article by Christine Armario with the Associated Press reported on incidents of students bullying teachers, principals and other school employees. A few examples:
* In New York, Karen Klein, a bus monitor, was tormented to tears by students taunting her, including references to her dead son - and it was all captured on video and posted to YouTube.
* In Maryland, students posed as their principal's children on pedophile websites. In other locations, students claim to be their teachers "on to neo-Nazi and white supremacist sties claiming to be a Jewish or minority teacher and inciting the group's anger. Others have stolen photographs from teacher's cell phones and posted them online."
* In Florida, a student started a Facebook site for other kids to express their hatred for teacher Sarah Phelps. The student, who eventually took the site down, was suspended and disciplined by the principal. But the ACLU backed the student's right to free speech, and she won $15,000 in damages and attorneys fees in a suit against the principal.
I don't know any details of this last case other than what was published in Armario's article. Maybe Ms. Phelps is a terrible teacher.

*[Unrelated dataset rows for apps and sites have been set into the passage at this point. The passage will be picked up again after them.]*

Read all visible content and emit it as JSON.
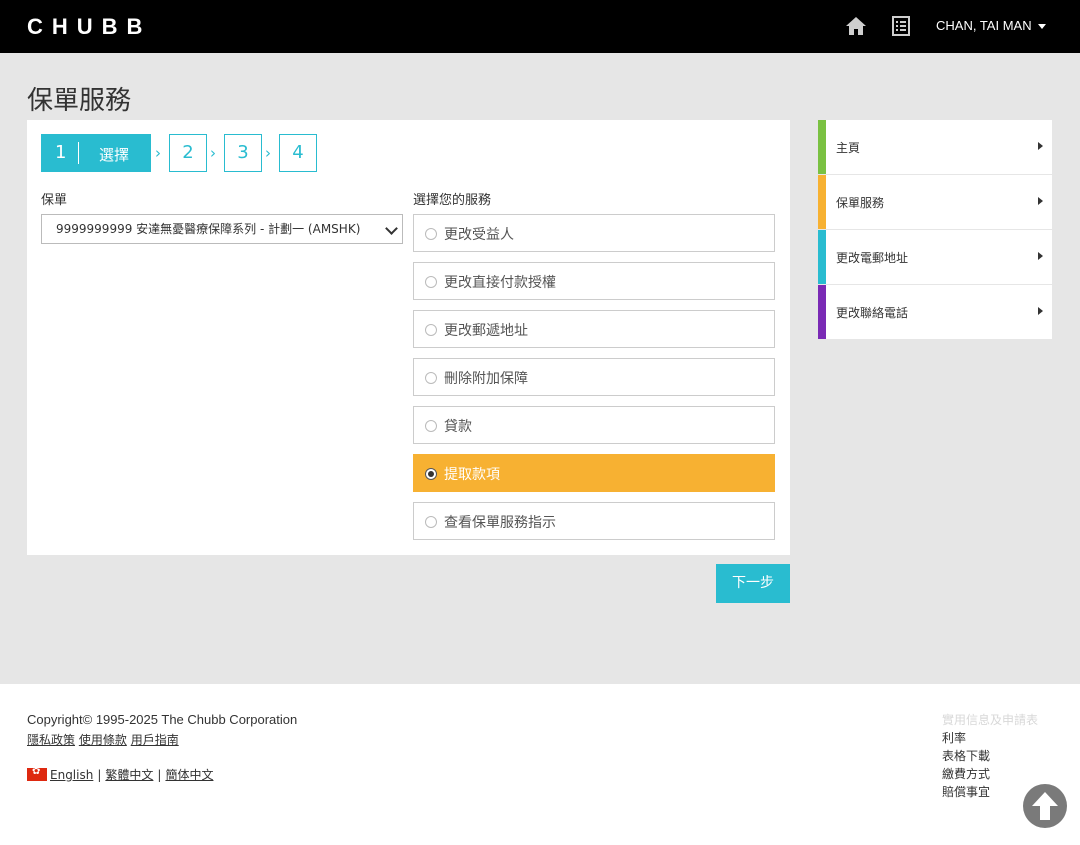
{
  "header": {
    "logo_text": "CHUBB",
    "user_name": "CHAN, TAI MAN"
  },
  "page": {
    "title": "保單服務"
  },
  "stepper": {
    "active_number": "1",
    "active_label": "選擇",
    "steps": [
      "2",
      "3",
      "4"
    ]
  },
  "form": {
    "policy_label": "保單",
    "policy_value": "9999999999 安達無憂醫療保障系列 - 計劃一 (AMSHK)",
    "service_label": "選擇您的服務",
    "options": [
      {
        "label": "更改受益人",
        "selected": false
      },
      {
        "label": "更改直接付款授權",
        "selected": false
      },
      {
        "label": "更改郵遞地址",
        "selected": false
      },
      {
        "label": "刪除附加保障",
        "selected": false
      },
      {
        "label": "貸款",
        "selected": false
      },
      {
        "label": "提取款項",
        "selected": true
      },
      {
        "label": "查看保單服務指示",
        "selected": false
      }
    ],
    "next_label": "下一步"
  },
  "side_nav": {
    "items": [
      {
        "label": "主頁",
        "color": "#7ac142"
      },
      {
        "label": "保單服務",
        "color": "#f7b132"
      },
      {
        "label": "更改電郵地址",
        "color": "#29bcd0"
      },
      {
        "label": "更改聯絡電話",
        "color": "#7a2ab5"
      }
    ]
  },
  "footer": {
    "copyright": "Copyright© 1995-2025 The Chubb Corporation",
    "links": [
      "隱私政策",
      "使用條款",
      "用戶指南"
    ],
    "languages": [
      "English",
      "繁體中文",
      "簡体中文"
    ],
    "right_links_faded": "實用信息及申請表",
    "right_links": [
      "利率",
      "表格下載",
      "繳費方式",
      "賠償事宜"
    ]
  },
  "colors": {
    "accent": "#29bcd0",
    "selected": "#f7b132",
    "header_bg": "#000000",
    "page_bg": "#e6e6e6"
  },
  "icons": [
    "home-icon",
    "document-list-icon",
    "caret-down-icon",
    "chevron-right-icon",
    "arrow-up-icon",
    "hk-flag-icon"
  ]
}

But maybe she's a darn good one, or even somewhere in between. Regardless of her teaching abilities, her case seems to highlight how the right to Free Speech through the digital means can encroach on a person's right to common respect and dignity. As a society, I'm not sure we've given this enough reflection. A person obviously has the right to ruin his or her own reputation. But do we have the right to do it for them using widespread digital means? The issue is gray, according to our court system, which is inconsistent with their rulings with similar cases (see Wired, 2010).
Bullying and assaults on others' reputations is nothing new, of course, but it seems that with social networking and other online tools, it's easier than ever to do. According to Pew Internet and American Life Project, online harassment and bullying is different from traditional forms of bullying because of the speed and breadth of how messages are distributed, and because inhibitions are lower through "computer-mediated communication."
I thought the teachers had some insightful words. While Ms. Phelps encouraged parents to turn kids' mistakes into "teachable moments," she said in a written statement: "We need to redefine and expand our definitions of bullying, particularly techno-spread bullying devoid of personal accountability and disseminated under the guise of free speech."
Klein, the bus monitor, asked in an interview why
students "would treat a bus monitor in a way they would not treat their
own grandmother." She poses an interesting question. Why would we not do unto others as you would have them do to you - our your loved ones?
Are we ready to throw that age-old principal out the window as we send a message that publicly bullying teachers - or anyone - is a viable form of expression? With all the positives that the Internet brings: enhanced connectivity, a sense of community, and access to information at our fingertips, individuals also have so much more power to hurt one another through the use of our social networks and other online tools.
We can't legislate digital citizenship, but we can still be good digital citizens. We can support those who have been hurt by bullying. And we can educate our children that decency and courtesy to others still apply online.
For another opinion on the Phelps case, see Fast Company.